* _Work order_
Write the records below out in full, character for character, with no pictures.

* _Source material_
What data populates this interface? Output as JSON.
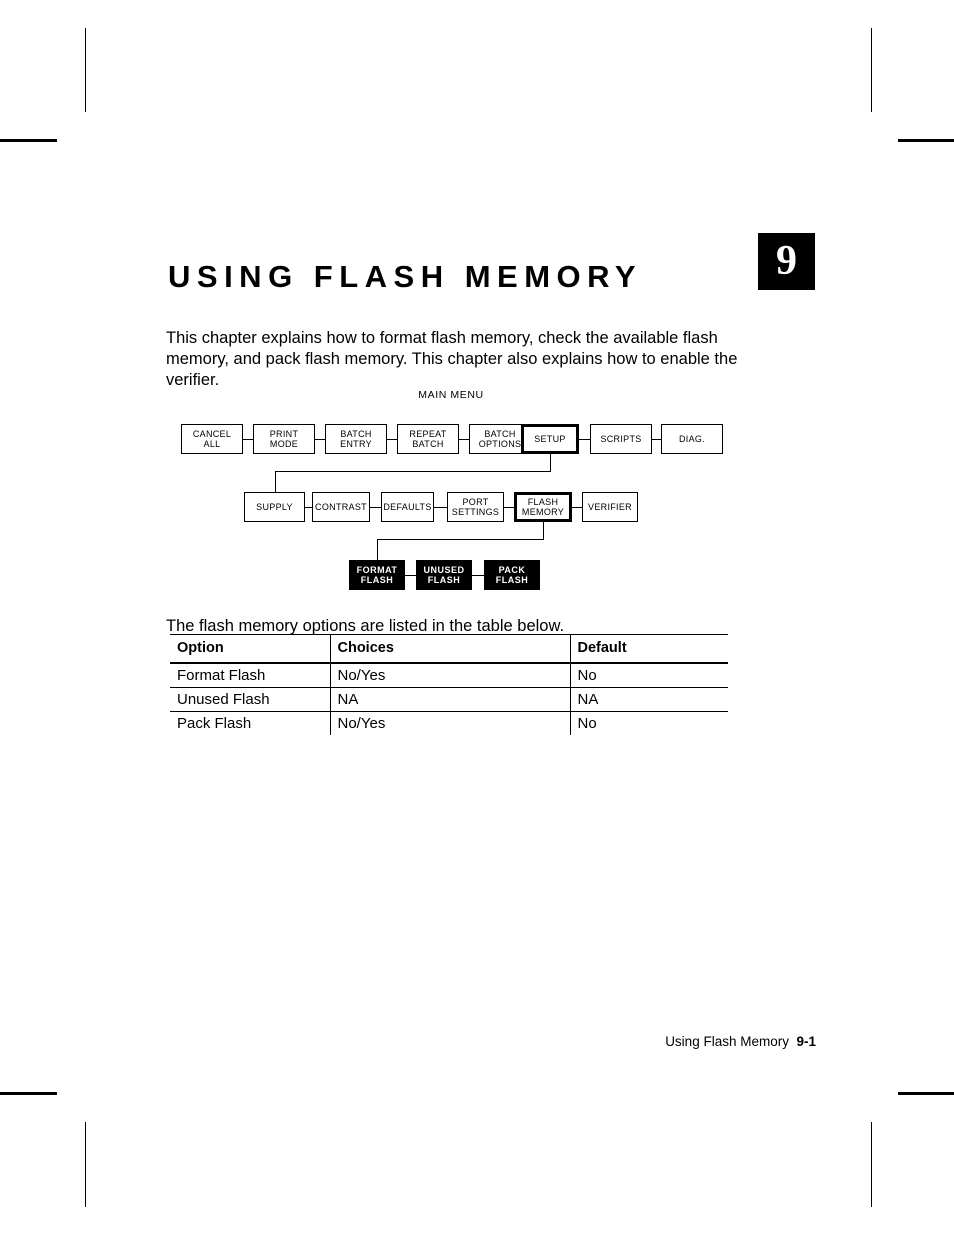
{
  "chapter": {
    "title": "USING FLASH MEMORY",
    "number": "9"
  },
  "intro": "This chapter explains how to format flash memory, check the available flash memory, and pack flash memory.  This chapter also explains how to enable the verifier.",
  "diagram": {
    "label": "MAIN MENU",
    "row1": [
      {
        "line1": "CANCEL",
        "line2": "ALL",
        "style": "normal"
      },
      {
        "line1": "PRINT",
        "line2": "MODE",
        "style": "normal"
      },
      {
        "line1": "BATCH",
        "line2": "ENTRY",
        "style": "normal"
      },
      {
        "line1": "REPEAT",
        "line2": "BATCH",
        "style": "normal"
      },
      {
        "line1": "BATCH",
        "line2": "OPTIONS",
        "style": "normal"
      },
      {
        "line1": "SETUP",
        "line2": "",
        "style": "bold"
      },
      {
        "line1": "SCRIPTS",
        "line2": "",
        "style": "normal"
      },
      {
        "line1": "DIAG.",
        "line2": "",
        "style": "normal"
      }
    ],
    "row2": [
      {
        "line1": "SUPPLY",
        "line2": "",
        "style": "normal"
      },
      {
        "line1": "CONTRAST",
        "line2": "",
        "style": "normal"
      },
      {
        "line1": "DEFAULTS",
        "line2": "",
        "style": "normal"
      },
      {
        "line1": "PORT",
        "line2": "SETTINGS",
        "style": "normal"
      },
      {
        "line1": "FLASH",
        "line2": "MEMORY",
        "style": "bold"
      },
      {
        "line1": "VERIFIER",
        "line2": "",
        "style": "normal"
      }
    ],
    "row3": [
      {
        "line1": "FORMAT",
        "line2": "FLASH",
        "style": "filled"
      },
      {
        "line1": "UNUSED",
        "line2": "FLASH",
        "style": "filled"
      },
      {
        "line1": "PACK",
        "line2": "FLASH",
        "style": "filled"
      }
    ]
  },
  "table_intro": "The flash memory options are listed in the table below.",
  "table": {
    "headers": [
      "Option",
      "Choices",
      "Default"
    ],
    "rows": [
      [
        "Format Flash",
        "No/Yes",
        "No"
      ],
      [
        "Unused Flash",
        "NA",
        "NA"
      ],
      [
        "Pack Flash",
        "No/Yes",
        "No"
      ]
    ]
  },
  "footer": {
    "label": "Using Flash Memory",
    "page": "9-1"
  }
}
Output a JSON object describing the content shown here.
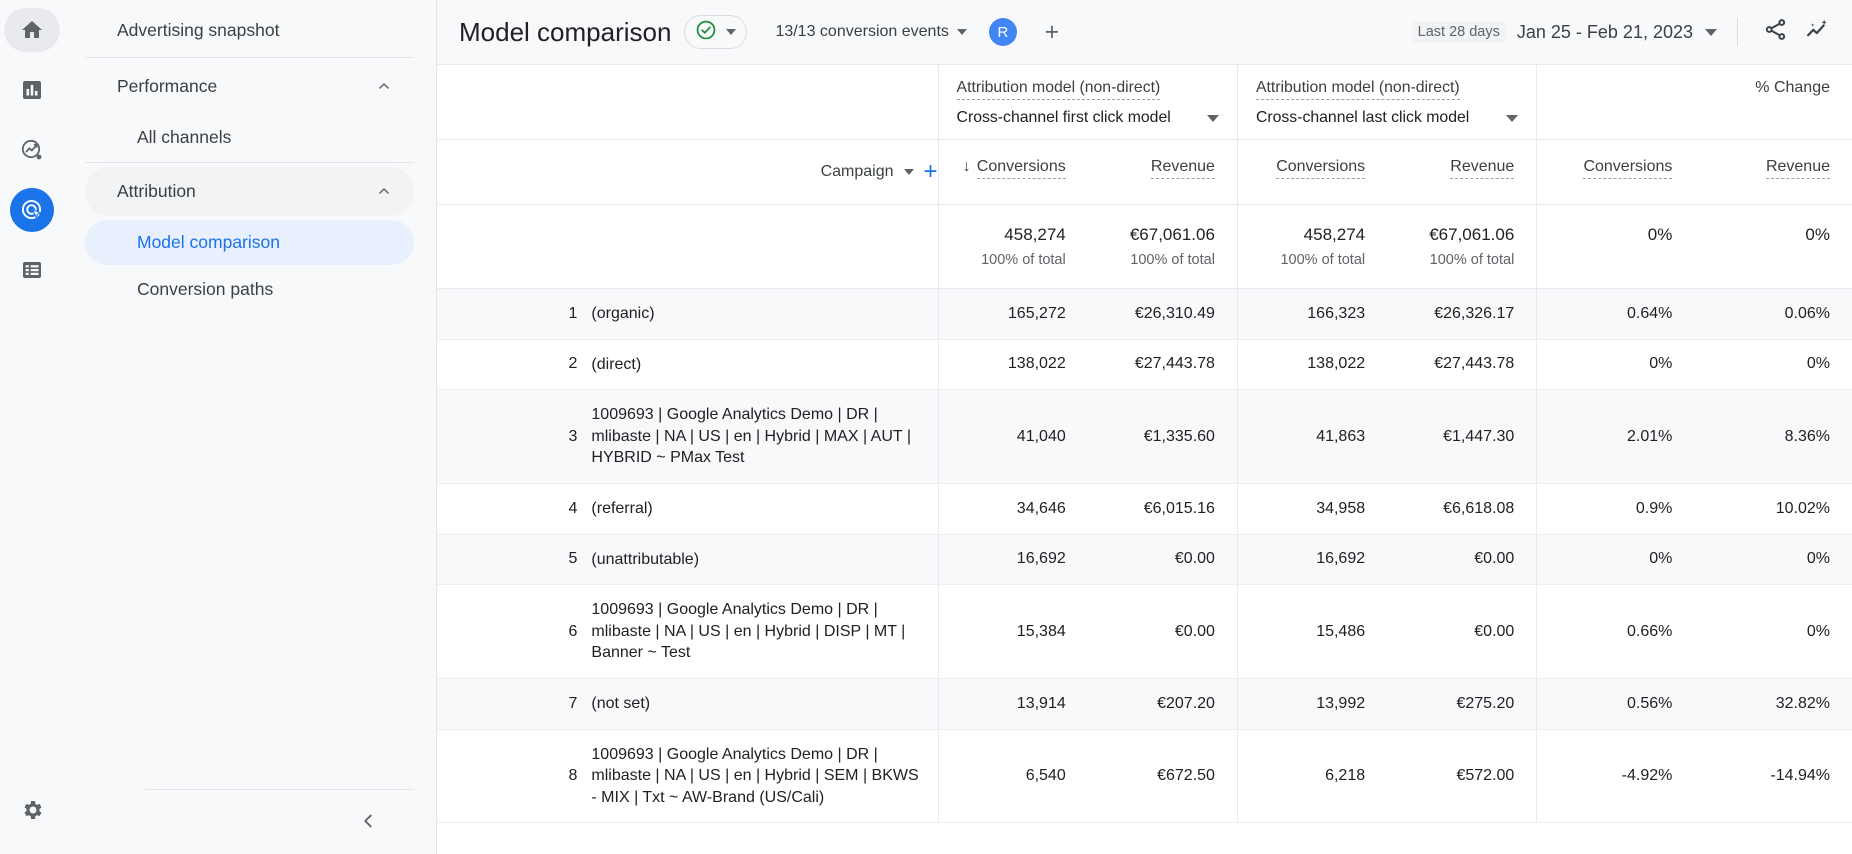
{
  "rail": {
    "icons": [
      {
        "name": "home-icon",
        "label": "Home"
      },
      {
        "name": "reports-bar-chart-icon",
        "label": "Reports"
      },
      {
        "name": "explore-icon",
        "label": "Explore"
      },
      {
        "name": "advertising-target-icon",
        "label": "Advertising"
      },
      {
        "name": "configure-list-icon",
        "label": "Configure"
      },
      {
        "name": "admin-gear-icon",
        "label": "Admin"
      }
    ],
    "accent": "#1a73e8"
  },
  "sidebar": {
    "snapshot_label": "Advertising snapshot",
    "groups": [
      {
        "label": "Performance",
        "expanded": true,
        "items": [
          {
            "label": "All channels",
            "active": false
          }
        ]
      },
      {
        "label": "Attribution",
        "expanded": true,
        "items": [
          {
            "label": "Model comparison",
            "active": true
          },
          {
            "label": "Conversion paths",
            "active": false
          }
        ]
      }
    ],
    "collapse_icon": "chevron-left-icon"
  },
  "header": {
    "title": "Model comparison",
    "status_icon": "check-circle-icon",
    "status_color": "#1e8e3e",
    "events_label": "13/13 conversion events",
    "avatar_initial": "R",
    "add_label": "+",
    "date_badge": "Last 28 days",
    "date_range": "Jan 25 - Feb 21, 2023",
    "share_icon": "share-icon",
    "insights_icon": "insights-sparkline-icon"
  },
  "table": {
    "dimension": {
      "label": "Campaign",
      "add_metric_label": "+"
    },
    "model_groups": [
      {
        "title": "Attribution model (non-direct)",
        "selected": "Cross-channel first click model",
        "metrics": [
          {
            "label": "Conversions",
            "sorted": true,
            "sort_dir": "desc"
          },
          {
            "label": "Revenue",
            "sorted": false
          }
        ]
      },
      {
        "title": "Attribution model (non-direct)",
        "selected": "Cross-channel last click model",
        "metrics": [
          {
            "label": "Conversions",
            "sorted": false
          },
          {
            "label": "Revenue",
            "sorted": false
          }
        ]
      }
    ],
    "change_group": {
      "title": "% Change",
      "metrics": [
        {
          "label": "Conversions"
        },
        {
          "label": "Revenue"
        }
      ]
    },
    "totals": {
      "sub_label": "100% of total",
      "values": [
        "458,274",
        "€67,061.06",
        "458,274",
        "€67,061.06",
        "0%",
        "0%"
      ]
    },
    "rows": [
      {
        "index": "1",
        "dimension": "(organic)",
        "values": [
          "165,272",
          "€26,310.49",
          "166,323",
          "€26,326.17",
          "0.64%",
          "0.06%"
        ]
      },
      {
        "index": "2",
        "dimension": "(direct)",
        "values": [
          "138,022",
          "€27,443.78",
          "138,022",
          "€27,443.78",
          "0%",
          "0%"
        ]
      },
      {
        "index": "3",
        "dimension": "1009693 | Google Analytics Demo | DR | mlibaste | NA | US | en | Hybrid | MAX | AUT | HYBRID ~ PMax Test",
        "values": [
          "41,040",
          "€1,335.60",
          "41,863",
          "€1,447.30",
          "2.01%",
          "8.36%"
        ]
      },
      {
        "index": "4",
        "dimension": "(referral)",
        "values": [
          "34,646",
          "€6,015.16",
          "34,958",
          "€6,618.08",
          "0.9%",
          "10.02%"
        ]
      },
      {
        "index": "5",
        "dimension": "(unattributable)",
        "values": [
          "16,692",
          "€0.00",
          "16,692",
          "€0.00",
          "0%",
          "0%"
        ]
      },
      {
        "index": "6",
        "dimension": "1009693 | Google Analytics Demo | DR | mlibaste | NA | US | en | Hybrid | DISP | MT | Banner ~ Test",
        "values": [
          "15,384",
          "€0.00",
          "15,486",
          "€0.00",
          "0.66%",
          "0%"
        ]
      },
      {
        "index": "7",
        "dimension": "(not set)",
        "values": [
          "13,914",
          "€207.20",
          "13,992",
          "€275.20",
          "0.56%",
          "32.82%"
        ]
      },
      {
        "index": "8",
        "dimension": "1009693 | Google Analytics Demo | DR | mlibaste | NA | US | en | Hybrid | SEM | BKWS - MIX | Txt ~ AW-Brand (US/Cali)",
        "values": [
          "6,540",
          "€672.50",
          "6,218",
          "€572.00",
          "-4.92%",
          "-14.94%"
        ]
      }
    ]
  }
}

* _Answer section_
What data populates this interface? Output as JSON.
{
  "chapter": {
    "title": "USING FLASH MEMORY",
    "number": "9"
  },
  "intro": "This chapter explains how to format flash memory, check the available flash memory, and pack flash memory.  This chapter also explains how to enable the verifier.",
  "diagram": {
    "label": "MAIN MENU",
    "row1": [
      {
        "line1": "CANCEL",
        "line2": "ALL",
        "style": "normal"
      },
      {
        "line1": "PRINT",
        "line2": "MODE",
        "style": "normal"
      },
      {
        "line1": "BATCH",
        "line2": "ENTRY",
        "style": "normal"
      },
      {
        "line1": "REPEAT",
        "line2": "BATCH",
        "style": "normal"
      },
      {
        "line1": "BATCH",
        "line2": "OPTIONS",
        "style": "normal"
      },
      {
        "line1": "SETUP",
        "line2": "",
        "style": "bold"
      },
      {
        "line1": "SCRIPTS",
        "line2": "",
        "style": "normal"
      },
      {
        "line1": "DIAG.",
        "line2": "",
        "style": "normal"
      }
    ],
    "row2": [
      {
        "line1": "SUPPLY",
        "line2": "",
        "style": "normal"
      },
      {
        "line1": "CONTRAST",
        "line2": "",
        "style": "normal"
      },
      {
        "line1": "DEFAULTS",
        "line2": "",
        "style": "normal"
      },
      {
        "line1": "PORT",
        "line2": "SETTINGS",
        "style": "normal"
      },
      {
        "line1": "FLASH",
        "line2": "MEMORY",
        "style": "bold"
      },
      {
        "line1": "VERIFIER",
        "line2": "",
        "style": "normal"
      }
    ],
    "row3": [
      {
        "line1": "FORMAT",
        "line2": "FLASH",
        "style": "filled"
      },
      {
        "line1": "UNUSED",
        "line2": "FLASH",
        "style": "filled"
      },
      {
        "line1": "PACK",
        "line2": "FLASH",
        "style": "filled"
      }
    ]
  },
  "table_intro": "The flash memory options are listed in the table below.",
  "table": {
    "headers": [
      "Option",
      "Choices",
      "Default"
    ],
    "rows": [
      [
        "Format Flash",
        "No/Yes",
        "No"
      ],
      [
        "Unused Flash",
        "NA",
        "NA"
      ],
      [
        "Pack Flash",
        "No/Yes",
        "No"
      ]
    ]
  },
  "footer": {
    "label": "Using Flash Memory",
    "page": "9-1"
  }
}
Output a JSON object describing the content shown here.
{
  "rail": {
    "icons": [
      {
        "name": "home-icon",
        "label": "Home"
      },
      {
        "name": "reports-bar-chart-icon",
        "label": "Reports"
      },
      {
        "name": "explore-icon",
        "label": "Explore"
      },
      {
        "name": "advertising-target-icon",
        "label": "Advertising"
      },
      {
        "name": "configure-list-icon",
        "label": "Configure"
      },
      {
        "name": "admin-gear-icon",
        "label": "Admin"
      }
    ],
    "accent": "#1a73e8"
  },
  "sidebar": {
    "snapshot_label": "Advertising snapshot",
    "groups": [
      {
        "label": "Performance",
        "expanded": true,
        "items": [
          {
            "label": "All channels",
            "active": false
          }
        ]
      },
      {
        "label": "Attribution",
        "expanded": true,
        "items": [
          {
            "label": "Model comparison",
            "active": true
          },
          {
            "label": "Conversion paths",
            "active": false
          }
        ]
      }
    ],
    "collapse_icon": "chevron-left-icon"
  },
  "header": {
    "title": "Model comparison",
    "status_icon": "check-circle-icon",
    "status_color": "#1e8e3e",
    "events_label": "13/13 conversion events",
    "avatar_initial": "R",
    "add_label": "+",
    "date_badge": "Last 28 days",
    "date_range": "Jan 25 - Feb 21, 2023",
    "share_icon": "share-icon",
    "insights_icon": "insights-sparkline-icon"
  },
  "table": {
    "dimension": {
      "label": "Campaign",
      "add_metric_label": "+"
    },
    "model_groups": [
      {
        "title": "Attribution model (non-direct)",
        "selected": "Cross-channel first click model",
        "metrics": [
          {
            "label": "Conversions",
            "sorted": true,
            "sort_dir": "desc"
          },
          {
            "label": "Revenue",
            "sorted": false
          }
        ]
      },
      {
        "title": "Attribution model (non-direct)",
        "selected": "Cross-channel last click model",
        "metrics": [
          {
            "label": "Conversions",
            "sorted": false
          },
          {
            "label": "Revenue",
            "sorted": false
          }
        ]
      }
    ],
    "change_group": {
      "title": "% Change",
      "metrics": [
        {
          "label": "Conversions"
        },
        {
          "label": "Revenue"
        }
      ]
    },
    "totals": {
      "sub_label": "100% of total",
      "values": [
        "458,274",
        "€67,061.06",
        "458,274",
        "€67,061.06",
        "0%",
        "0%"
      ]
    },
    "rows": [
      {
        "index": "1",
        "dimension": "(organic)",
        "values": [
          "165,272",
          "€26,310.49",
          "166,323",
          "€26,326.17",
          "0.64%",
          "0.06%"
        ]
      },
      {
        "index": "2",
        "dimension": "(direct)",
        "values": [
          "138,022",
          "€27,443.78",
          "138,022",
          "€27,443.78",
          "0%",
          "0%"
        ]
      },
      {
        "index": "3",
        "dimension": "1009693 | Google Analytics Demo | DR | mlibaste | NA | US | en | Hybrid | MAX | AUT | HYBRID ~ PMax Test",
        "values": [
          "41,040",
          "€1,335.60",
          "41,863",
          "€1,447.30",
          "2.01%",
          "8.36%"
        ]
      },
      {
        "index": "4",
        "dimension": "(referral)",
        "values": [
          "34,646",
          "€6,015.16",
          "34,958",
          "€6,618.08",
          "0.9%",
          "10.02%"
        ]
      },
      {
        "index": "5",
        "dimension": "(unattributable)",
        "values": [
          "16,692",
          "€0.00",
          "16,692",
          "€0.00",
          "0%",
          "0%"
        ]
      },
      {
        "index": "6",
        "dimension": "1009693 | Google Analytics Demo | DR | mlibaste | NA | US | en | Hybrid | DISP | MT | Banner ~ Test",
        "values": [
          "15,384",
          "€0.00",
          "15,486",
          "€0.00",
          "0.66%",
          "0%"
        ]
      },
      {
        "index": "7",
        "dimension": "(not set)",
        "values": [
          "13,914",
          "€207.20",
          "13,992",
          "€275.20",
          "0.56%",
          "32.82%"
        ]
      },
      {
        "index": "8",
        "dimension": "1009693 | Google Analytics Demo | DR | mlibaste | NA | US | en | Hybrid | SEM | BKWS - MIX | Txt ~ AW-Brand (US/Cali)",
        "values": [
          "6,540",
          "€672.50",
          "6,218",
          "€572.00",
          "-4.92%",
          "-14.94%"
        ]
      }
    ]
  }
}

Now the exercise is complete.